The successful mission, carried out jointly by SpaceX and NASA, demonstrated that the United States once again has the capacity to send its astronauts to space and bring them back.
SpaceX Crew Dragon Endeavour’s four main parachutes gently floated down to the water after the vessel landed off the coast of Pensacola at 2:48 pm (1848 GMT).
It was the first water landing for a crewed US spaceship since the 1975 Apollo-Soyuz mission.
Pilot Doug Hurley, one of two astronauts on board along with commander Bob Behnken, said: “It’s truly our honor and privilege.”

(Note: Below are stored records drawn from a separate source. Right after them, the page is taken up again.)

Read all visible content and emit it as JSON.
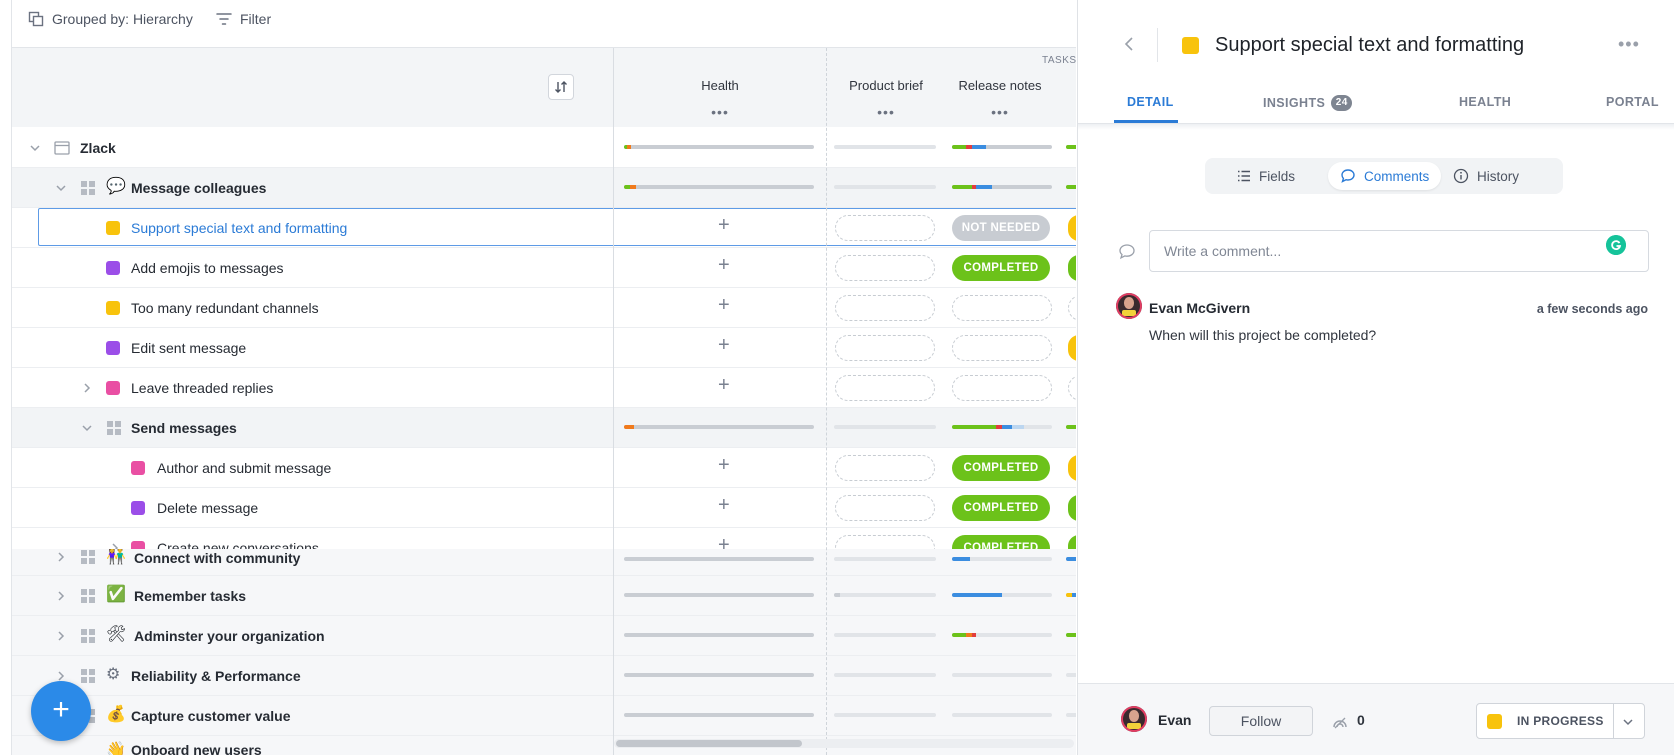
{
  "toolbar": {
    "grouped_label": "Grouped by: Hierarchy",
    "filter_label": "Filter"
  },
  "table": {
    "tasks_label": "TASKS",
    "columns": [
      {
        "label": "Health",
        "more": "•••"
      },
      {
        "label": "Product brief",
        "more": "•••"
      },
      {
        "label": "Release notes",
        "more": "•••"
      }
    ],
    "status_completed": "COMPLETED",
    "status_not_needed": "NOT NEEDED",
    "add_symbol": "+",
    "rows": {
      "zlack": "Zlack",
      "message_colleagues": "Message colleagues",
      "support_text": "Support special text and formatting",
      "add_emojis": "Add emojis to messages",
      "redundant_channels": "Too many redundant channels",
      "edit_sent": "Edit sent message",
      "threaded_replies": "Leave threaded replies",
      "send_messages": "Send messages",
      "author_submit": "Author and submit message",
      "delete_message": "Delete message",
      "create_conversations": "Create new conversations",
      "connect_community": "Connect with community",
      "remember_tasks": "Remember tasks",
      "administer_org": "Adminster your organization",
      "reliability": "Reliability & Performance",
      "capture_value": "Capture customer value",
      "onboard_users": "Onboard new users"
    },
    "emojis": {
      "message_colleagues": "💬",
      "connect_community": "👫",
      "remember_tasks": "✅",
      "administer_org": "🛠",
      "reliability": "⚙",
      "capture_value": "💰",
      "onboard_users": "👋"
    },
    "colors": {
      "yellow": "#f8c30c",
      "purple": "#9b4ee8",
      "pink": "#e94fa3",
      "green": "#6cc21a",
      "blue": "#3b8de0",
      "orange": "#f07a1c",
      "red": "#e23d3d"
    }
  },
  "fab": {
    "label": "+"
  },
  "panel": {
    "title": "Support special text and formatting",
    "more": "•••",
    "tabs": {
      "detail": "DETAIL",
      "insights": "INSIGHTS",
      "insights_count": "24",
      "health": "HEALTH",
      "portal": "PORTAL"
    },
    "segments": {
      "fields": "Fields",
      "comments": "Comments",
      "history": "History"
    },
    "comment_placeholder": "Write a comment...",
    "comment": {
      "author": "Evan McGivern",
      "time": "a few seconds ago",
      "text": "When will this project be completed?"
    },
    "footer": {
      "user": "Evan",
      "follow_label": "Follow",
      "watchers": "0",
      "status": "IN PROGRESS"
    }
  }
}
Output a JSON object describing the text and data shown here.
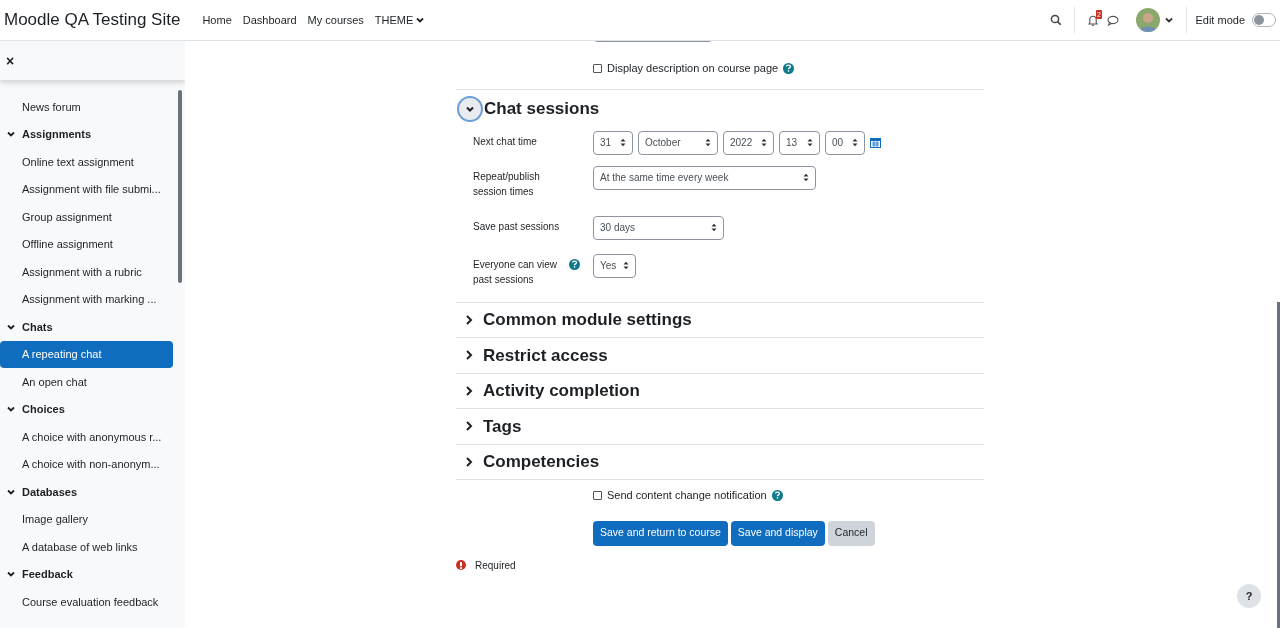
{
  "navbar": {
    "site_name": "Moodle QA Testing Site",
    "links": [
      {
        "label": "Home",
        "dropdown": false
      },
      {
        "label": "Dashboard",
        "dropdown": false
      },
      {
        "label": "My courses",
        "dropdown": false
      },
      {
        "label": "THEME",
        "dropdown": true
      }
    ],
    "notification_count": "2",
    "edit_mode": {
      "label": "Edit mode",
      "on": false
    }
  },
  "drawer": {
    "close": "×",
    "sections": [
      {
        "children": [
          {
            "label": "News forum",
            "selected": false
          }
        ]
      },
      {
        "title": "Assignments",
        "expanded": true,
        "children": [
          {
            "label": "Online text assignment",
            "selected": false
          },
          {
            "label": "Assignment with file submi...",
            "selected": false
          },
          {
            "label": "Group assignment",
            "selected": false
          },
          {
            "label": "Offline assignment",
            "selected": false
          },
          {
            "label": "Assignment with a rubric",
            "selected": false
          },
          {
            "label": "Assignment with marking ...",
            "selected": false
          }
        ]
      },
      {
        "title": "Chats",
        "expanded": true,
        "children": [
          {
            "label": "A repeating chat",
            "selected": true
          },
          {
            "label": "An open chat",
            "selected": false
          }
        ]
      },
      {
        "title": "Choices",
        "expanded": true,
        "children": [
          {
            "label": "A choice with anonymous r...",
            "selected": false
          },
          {
            "label": "A choice with non-anonym...",
            "selected": false
          }
        ]
      },
      {
        "title": "Databases",
        "expanded": true,
        "children": [
          {
            "label": "Image gallery",
            "selected": false
          },
          {
            "label": "A database of web links",
            "selected": false
          }
        ]
      },
      {
        "title": "Feedback",
        "expanded": true,
        "children": [
          {
            "label": "Course evaluation feedback",
            "selected": false
          }
        ]
      }
    ]
  },
  "form": {
    "display_description": {
      "label": "Display description on course page",
      "checked": false
    },
    "chat_sessions": {
      "title": "Chat sessions",
      "expanded": true,
      "fields": [
        {
          "label": "Next chat time",
          "help": false,
          "selects": [
            "31",
            "October",
            "2022",
            "13",
            "00"
          ],
          "calendar": true
        },
        {
          "label": "Repeat/publish session times",
          "help": false,
          "selects": [
            "At the same time every week"
          ]
        },
        {
          "label": "Save past sessions",
          "help": false,
          "selects": [
            "30 days"
          ]
        },
        {
          "label": "Everyone can view past sessions",
          "help": true,
          "selects": [
            "Yes"
          ]
        }
      ]
    },
    "sections": [
      {
        "title": "Common module settings",
        "expanded": false
      },
      {
        "title": "Restrict access",
        "expanded": false
      },
      {
        "title": "Activity completion",
        "expanded": false
      },
      {
        "title": "Tags",
        "expanded": false
      },
      {
        "title": "Competencies",
        "expanded": false
      }
    ],
    "notification": {
      "label": "Send content change notification",
      "checked": false
    },
    "buttons": [
      {
        "label": "Save and return to course",
        "kind": "primary"
      },
      {
        "label": "Save and display",
        "kind": "primary"
      },
      {
        "label": "Cancel",
        "kind": "secondary"
      }
    ],
    "required_note": "Required"
  },
  "help_button": "?"
}
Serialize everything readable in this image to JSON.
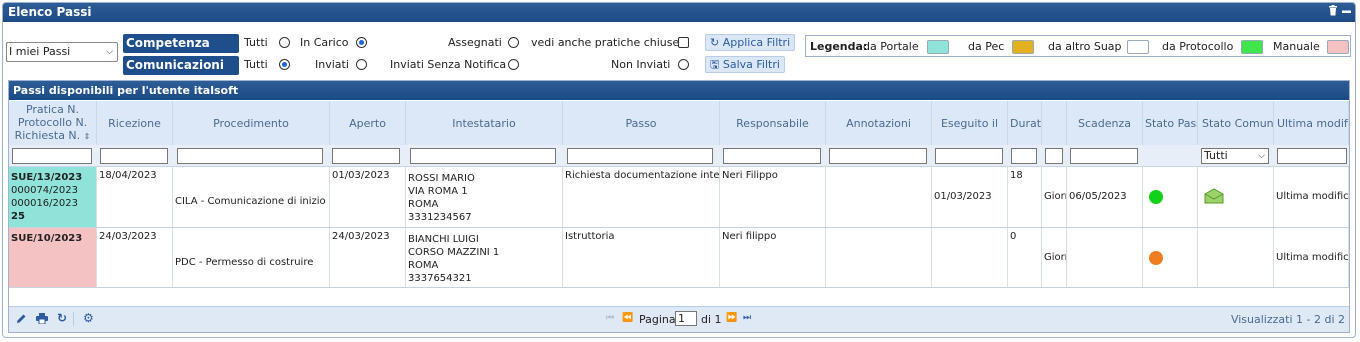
{
  "window": {
    "title": "Elenco Passi"
  },
  "filters": {
    "view_select": "I miei Passi",
    "competenza_label": "Competenza",
    "comunicazioni_label": "Comunicazioni",
    "comp_tutti": "Tutti",
    "comp_in_carico": "In Carico",
    "comp_assegnati": "Assegnati",
    "comp_chiuse": "vedi anche pratiche chiuse",
    "com_tutti": "Tutti",
    "com_inviati": "Inviati",
    "com_senza_notifica": "Inviati Senza Notifica",
    "com_non_inviati": "Non Inviati",
    "apply_button": "Applica Filtri",
    "save_button": "Salva Filtri"
  },
  "legend": {
    "title": "Legenda:",
    "items": [
      {
        "label": "da Portale",
        "color": "#8fe3d9"
      },
      {
        "label": "da Pec",
        "color": "#e2b020"
      },
      {
        "label": "da altro Suap",
        "color": "#ffffff"
      },
      {
        "label": "da Protocollo",
        "color": "#3ee64a"
      },
      {
        "label": "Manuale",
        "color": "#f4c2c2"
      }
    ]
  },
  "grid": {
    "title": "Passi disponibili per l'utente italsoft",
    "columns": {
      "pratica": [
        "Pratica N.",
        "Protocollo N.",
        "Richiesta N."
      ],
      "ricezione": "Ricezione",
      "procedimento": "Procedimento",
      "aperto": "Aperto",
      "intestatario": "Intestatario",
      "passo": "Passo",
      "responsabile": "Responsabile",
      "annotazioni": "Annotazioni",
      "eseguito": "Eseguito il",
      "durata": "Durata",
      "scadenza": "Scadenza",
      "stato_passo": "Stato Passo",
      "stato_comun": "Stato Comun.",
      "ultima": "Ultima modifica"
    },
    "stato_comun_filter": "Tutti",
    "rows": [
      {
        "pratica": "SUE/13/2023",
        "protocollo": "000074/2023",
        "richiesta": "000016/2023",
        "extra": "25",
        "origin_color": "#8fe3d9",
        "ricezione": "18/04/2023",
        "procedimento": "CILA - Comunicazione di inizio lavori",
        "aperto": "01/03/2023",
        "intestatario": [
          "ROSSI MARIO",
          "VIA ROMA 1",
          "ROMA",
          "3331234567"
        ],
        "passo": "Richiesta documentazione integrativa",
        "responsabile": "Neri Filippo",
        "annotazioni": "",
        "eseguito": "01/03/2023",
        "durata": "18",
        "unita": "Giorni",
        "scadenza": "06/05/2023",
        "stato_color": "#12d11a",
        "comun_icon": "sent-envelope-icon",
        "ultima": "Ultima modifica alle"
      },
      {
        "pratica": "SUE/10/2023",
        "protocollo": "",
        "richiesta": "",
        "extra": "",
        "origin_color": "#f4c2c2",
        "ricezione": "24/03/2023",
        "procedimento": "PDC - Permesso di costruire",
        "aperto": "24/03/2023",
        "intestatario": [
          "BIANCHI LUIGI",
          "CORSO MAZZINI 1",
          "ROMA",
          "3337654321"
        ],
        "passo": "Istruttoria",
        "responsabile": "Neri filippo",
        "annotazioni": "",
        "eseguito": "",
        "durata": "0",
        "unita": "Giorni",
        "scadenza": "",
        "stato_color": "#f07d20",
        "comun_icon": "",
        "ultima": "Ultima modifica alle"
      }
    ]
  },
  "pager": {
    "page_label": "Pagina",
    "page_value": "1",
    "of_label": "di 1",
    "summary": "Visualizzati 1 - 2 di 2"
  }
}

“On behalf of the NASA and SpaceX teams, welcome back to planet Earth and thanks for flying SpaceX,” replied SpaceX’s Mike Heiman, to laughter in the control room.
A number of civilian boats swarmed the landing zone as a recovery ship sped to the scorched capsule and brought it aboard.
The hatch opening was briefly delayed as a team worked to stop a leak of rocket fuel vapor.
Around an hour after splashdown, the astronauts exited the capsule and now await a helicopter ride to shore, followed by a plane trip to Houston where they will re-unite with their families.
President Donald Trump — who had travelled to Florida for the capsule’s launch two months ago — hailed its safe return. “Thank you to all!” he tweeted. “Great to have NASA Astronauts return to Earth after very successful two month mission.”
United States has had to rely on Russia for rides to space since the last Space Shuttle flew in 2011.
Tropical Storm Isaias, which had scuppered Endeavour’s original landing site in the Atlantic, was nearing Florida’s east coast Sunday, hundreds of miles away.
The mission is also a major win for Elon Musk’s SpaceX, which was founded in only 2002 but has leap-frogged its way past Boeing, its main competitor in the commercial space race.
The US has paid the two companies a total of about $7 billion for their “space taxi” contracts, though aerospace giant Boeing’s efforts have badly floundered.
The Crew Dragon capsule performed several precise procedures in order to return home safely.
First, it jettisoned its “trunk” that contains its power, heat and other systems, which burned up in the atmosphere.
Endeavour then fired its thrusters to maneuver itself into the proper orbit and trajectory for splashdown.
As it re-entered the atmosphere at a speed of around 17,500 mph (28,000 kph), it experienced temperatures of 3,500 degrees Fahrenheit (1900 degrees Celsius).
This caused a brief but expected communications blackout.
Endeavour then deployed two sets of parachutes on its descent, bringing its speed down to a mere 15 mph (24 kph) as it hit the ocean. The SpaceX Crew Dragon spacecraft set off from the ISS Saturday evening.
Footage showed the capsule drifting slowly away from the orbital laboratory in the darkness of space.
During a farewell ceremony on the station, Behnken said that “the hardest part was getting us launched. But the most important part is bringing us home.”
Addressing his son and Hurley’s son, he held up a toy dinosaur that the children chose to send on the mission and said: “Tremor The Apatosaurus is headed home soon and he’ll be with your dads.”
Behnken and Hurley’s return marks only the beginning for the Crew Dragon as SpaceX and NASA look ahead to future missions.
Endeavor will be brought back to the SpaceX Dragon Lair in Florida where it will undergo a six-weeks-long inspection process, as teams pore over its data and performance in order to certify the vessel as worthy of future low-Earth orbit missions.
The next mission — dubbed “Crew-1” — will involve a four member team: commander Michael Hopkins, pilot Victor Glover, and mission specialist Shannon Walker of NASA, along with Japan Aerospace Exploration Agency mission specialist Soichi Noguchi.
Take-off is set for late September and the crew are due to spend six months on the space station.